Work task |
Copy out each line containing "Hyprland" from the entries below.
● ● ●
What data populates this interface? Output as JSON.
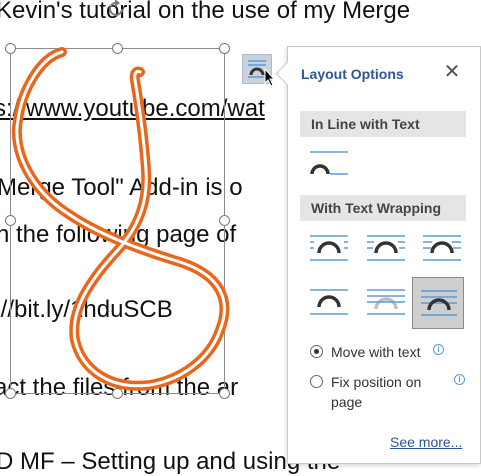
{
  "document": {
    "lines": [
      "Kevin's tutorial on the use of my Merge",
      "s://www.youtube.com/wat",
      "Merge Tool\" Add-in is o",
      "n the following page of",
      "://bit.ly/1hduSCB",
      "act the files from the ar",
      "D MF – Setting up and using the"
    ]
  },
  "launcher": {
    "icon": "layout-options-icon"
  },
  "layout_options": {
    "title": "Layout Options",
    "close_label": "✕",
    "inline_heading": "In Line with Text",
    "wrapping_heading": "With Text Wrapping",
    "selected_wrap_index": 5,
    "accent_color": "#5b9bd5",
    "move_with_text_label": "Move with text",
    "fix_position_label": "Fix position on page",
    "move_with_text_selected": true,
    "see_more_label": "See more..."
  },
  "ink": {
    "color": "#e8671c"
  }
}
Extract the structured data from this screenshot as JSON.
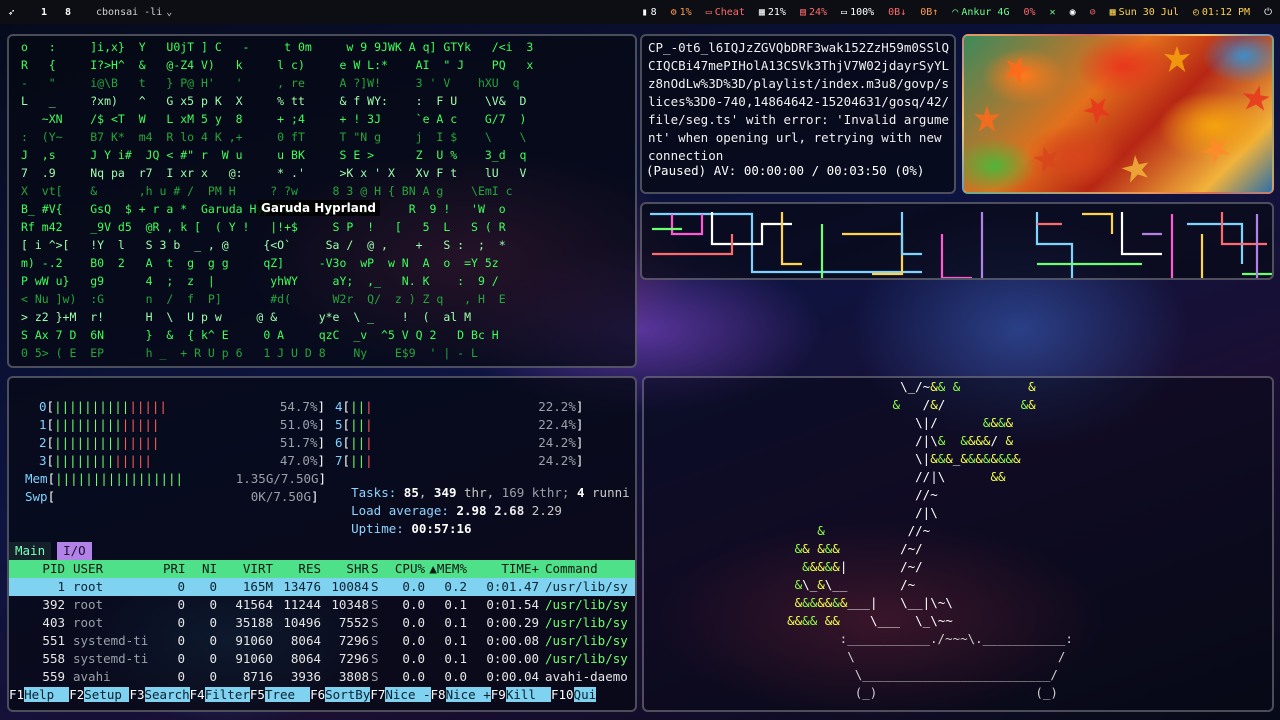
{
  "topbar": {
    "logo_icon": "garuda-logo-icon",
    "workspaces": [
      "1",
      "8"
    ],
    "window_title": "cbonsai -li",
    "widgets": [
      {
        "name": "notes-icon",
        "glyph": "▮",
        "value": "8",
        "color": "#ffffff"
      },
      {
        "name": "gear-icon",
        "glyph": "⚙",
        "value": "1%",
        "color": "#ff9b50"
      },
      {
        "name": "cheat-icon",
        "glyph": "▭",
        "value": "Cheat",
        "color": "#ff6b6b"
      },
      {
        "name": "memory-icon",
        "glyph": "▦",
        "value": "21%",
        "color": "#ffffff"
      },
      {
        "name": "disk-icon",
        "glyph": "▤",
        "value": "24%",
        "color": "#ff6b6b"
      },
      {
        "name": "battery-icon",
        "glyph": "▭",
        "value": "100%",
        "color": "#ffffff"
      },
      {
        "name": "download-icon",
        "glyph": "",
        "value": "0B↓",
        "color": "#ff6b6b"
      },
      {
        "name": "upload-icon",
        "glyph": "",
        "value": "0B↑",
        "color": "#ff9b50"
      },
      {
        "name": "wifi-icon",
        "glyph": "◠",
        "value": "Ankur 4G",
        "color": "#6bff8a"
      },
      {
        "name": "volume-label",
        "glyph": "",
        "value": "0%",
        "color": "#ff6b6b"
      },
      {
        "name": "tools-icon",
        "glyph": "✕",
        "value": "",
        "color": "#6bff8a"
      },
      {
        "name": "globe-icon",
        "glyph": "◉",
        "value": "",
        "color": "#ffffff"
      },
      {
        "name": "eye-off-icon",
        "glyph": "⊘",
        "value": "",
        "color": "#ff6b6b"
      },
      {
        "name": "calendar-icon",
        "glyph": "▦",
        "value": "Sun 30 Jul",
        "color": "#ffd34e"
      },
      {
        "name": "clock-icon",
        "glyph": "◴",
        "value": "01:12 PM",
        "color": "#ffd34e"
      },
      {
        "name": "power-icon",
        "glyph": "⏻",
        "value": "",
        "color": "#ffffff"
      }
    ]
  },
  "matrix": {
    "rows": [
      "o   :     ]i,x}  Y   U0jT ] C   -     t 0m     w 9 9JWK A q] GTYk   /<i  3",
      "R   {     I?>H^  &   @-Z4 V)   k     l c)     e W L:*    AI  \" J    PQ   x",
      "-   \"     i@\\B   t   } P@ H'   '     , re     A ?]W!     3 ' V    hXU  q",
      "L   _     ?xm)   ^   G x5 p K  X     % tt     & f WY:    :  F U    \\V&  D",
      "   ~XN    /$ <T  W   L xM 5 y  8     + ;4     + ! 3J     `e A c    G/7  )",
      ":  (Y~    B7 K*  m4  R lo 4 K ,+     0 fT     T \"N g     j  I $    \\    \\",
      "J  ,s     J Y i#  JQ < #\" r  W u     u BK     S E >      Z  U %    3_d  q",
      "7  .9     Nq pa  r7  I xr x   @:     * .'     >K x ' X   Xv F t    lU   V",
      "X  vt[    &      ,h u # /  PM H     ? ?w     8 3 @ H { BN A g    \\EmI c",
      "B_ #V{    GsQ  $ + r a *  Garuda Hyprland  :t .P Z      R  9 !   'W  o",
      "Rf m42    _9V d5  @R , k [  ( Y !   |!+$     S P  !   [   5  L   S ( R",
      "[ i ^>[   !Y  l   S 3 b  _ , @     {<O`     Sa /  @ ,    +   S :  ;  *",
      "m) -.2    B0  2   A  t  g  g g     qZ]     -V3o  wP  w N  A  o  =Y 5z",
      "P wW u}   g9      4  ;  z  |        yhWY     aY;  ,_   N. K    :  9 /",
      "< Nu ]w)  :G      n  /  f  P]       #d(      W2r  Q/  z ) Z q   , H  E",
      "> z2 }+M  r!      H  \\  U p w     @ &      y*e  \\ _    !  (  al M",
      "S Ax 7 D  6N      }  &  { k^ E     0 A     qzC  _v  ^5 V Q 2   D Bc H",
      "0 5> ( E  EP      h _  + R U p 6   1 J U D 8    Ny    E$9  ' | - L"
    ],
    "highlight": "Garuda Hyprland"
  },
  "mpv": {
    "log_text": "CP_-0t6_l6IQJzZGVQbDRF3wak152ZzH59m0SSlQCIQCBi47mePIHolA13CSVk3ThjV7W02jdayrSyYLz8nOdLw%3D%3D/playlist/index.m3u8/govp/slices%3D0-740,14864642-15204631/gosq/42/file/seg.ts' with error: 'Invalid argument' when opening url, retrying with new connection",
    "status": "(Paused) AV: 00:00:00 / 00:03:50 (0%)"
  },
  "htop": {
    "cpus": [
      {
        "id": "0",
        "pct": "54.7%"
      },
      {
        "id": "1",
        "pct": "51.0%"
      },
      {
        "id": "2",
        "pct": "51.7%"
      },
      {
        "id": "3",
        "pct": "47.0%"
      },
      {
        "id": "4",
        "pct": "22.2%"
      },
      {
        "id": "5",
        "pct": "22.4%"
      },
      {
        "id": "6",
        "pct": "24.2%"
      },
      {
        "id": "7",
        "pct": "24.2%"
      }
    ],
    "mem": {
      "label": "Mem",
      "value": "1.35G/7.50G",
      "bars": "|||||||||||||||||"
    },
    "swp": {
      "label": "Swp",
      "value": "0K/7.50G"
    },
    "tasks_line": {
      "label": "Tasks:",
      "tasks": "85",
      "sep": ",",
      "thr": "349",
      "thr_label": "thr,",
      "kthr": "169",
      "kthr_label": "kthr;",
      "running": "4",
      "running_label": "runni"
    },
    "load_line": {
      "label": "Load average:",
      "l1": "2.98",
      "l5": "2.68",
      "l15": "2.29"
    },
    "uptime_line": {
      "label": "Uptime:",
      "value": "00:57:16"
    },
    "tabs": [
      "Main",
      "I/O"
    ],
    "columns": [
      "PID",
      "USER",
      "PRI",
      "NI",
      "VIRT",
      "RES",
      "SHR",
      "S",
      "CPU%",
      "▲MEM%",
      "TIME+",
      "Command"
    ],
    "processes": [
      {
        "pid": "1",
        "user": "root",
        "pri": "0",
        "ni": "0",
        "virt": "165M",
        "res": "13476",
        "shr": "10084",
        "s": "S",
        "cpu": "0.0",
        "mem": "0.2",
        "time": "0:01.47",
        "cmd": "/usr/lib/sy"
      },
      {
        "pid": "392",
        "user": "root",
        "pri": "0",
        "ni": "0",
        "virt": "41564",
        "res": "11244",
        "shr": "10348",
        "s": "S",
        "cpu": "0.0",
        "mem": "0.1",
        "time": "0:01.54",
        "cmd": "/usr/lib/sy"
      },
      {
        "pid": "403",
        "user": "root",
        "pri": "0",
        "ni": "0",
        "virt": "35188",
        "res": "10496",
        "shr": "7552",
        "s": "S",
        "cpu": "0.0",
        "mem": "0.1",
        "time": "0:00.29",
        "cmd": "/usr/lib/sy"
      },
      {
        "pid": "551",
        "user": "systemd-ti",
        "pri": "0",
        "ni": "0",
        "virt": "91060",
        "res": "8064",
        "shr": "7296",
        "s": "S",
        "cpu": "0.0",
        "mem": "0.1",
        "time": "0:00.08",
        "cmd": "/usr/lib/sy"
      },
      {
        "pid": "558",
        "user": "systemd-ti",
        "pri": "0",
        "ni": "0",
        "virt": "91060",
        "res": "8064",
        "shr": "7296",
        "s": "S",
        "cpu": "0.0",
        "mem": "0.1",
        "time": "0:00.00",
        "cmd": "/usr/lib/sy"
      },
      {
        "pid": "559",
        "user": "avahi",
        "pri": "0",
        "ni": "0",
        "virt": "8716",
        "res": "3936",
        "shr": "3808",
        "s": "S",
        "cpu": "0.0",
        "mem": "0.0",
        "time": "0:00.04",
        "cmd": "avahi-daemo"
      }
    ],
    "fkeys": [
      {
        "key": "F1",
        "label": "Help  "
      },
      {
        "key": "F2",
        "label": "Setup "
      },
      {
        "key": "F3",
        "label": "Search"
      },
      {
        "key": "F4",
        "label": "Filter"
      },
      {
        "key": "F5",
        "label": "Tree  "
      },
      {
        "key": "F6",
        "label": "SortBy"
      },
      {
        "key": "F7",
        "label": "Nice -"
      },
      {
        "key": "F8",
        "label": "Nice +"
      },
      {
        "key": "F9",
        "label": "Kill  "
      },
      {
        "key": "F10",
        "label": "Qui"
      }
    ]
  },
  "bonsai": {
    "lines": [
      "                                  \\_/~&& &         &",
      "                                 &   /&/          &&",
      "                                    \\|/      &&&&",
      "                                    /|\\&  &&&&/ &",
      "                                    \\|&&&_&&&&&&&&",
      "                                    //|\\      &&",
      "                                    //~",
      "                                    /|\\",
      "                       &           //~",
      "                    && &&&        /~/",
      "                     &&&&&|       /~/",
      "                    &\\_&\\__       /~",
      "                    &&&&&&&___|   \\__|\\~\\",
      "                   &&&& &&    \\___  \\_\\~~",
      "                          :___________./~~~\\.___________:",
      "                           \\                           /",
      "                            \\_________________________/",
      "                            (_)                     (_)"
    ]
  }
}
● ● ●
Result for this exercise |
      "B_ #V{    GsQ  $ + r a *  Garuda Hyprland  :t .P Z      R  9 !   'W  o",
    "highlight": "Garuda Hyprland"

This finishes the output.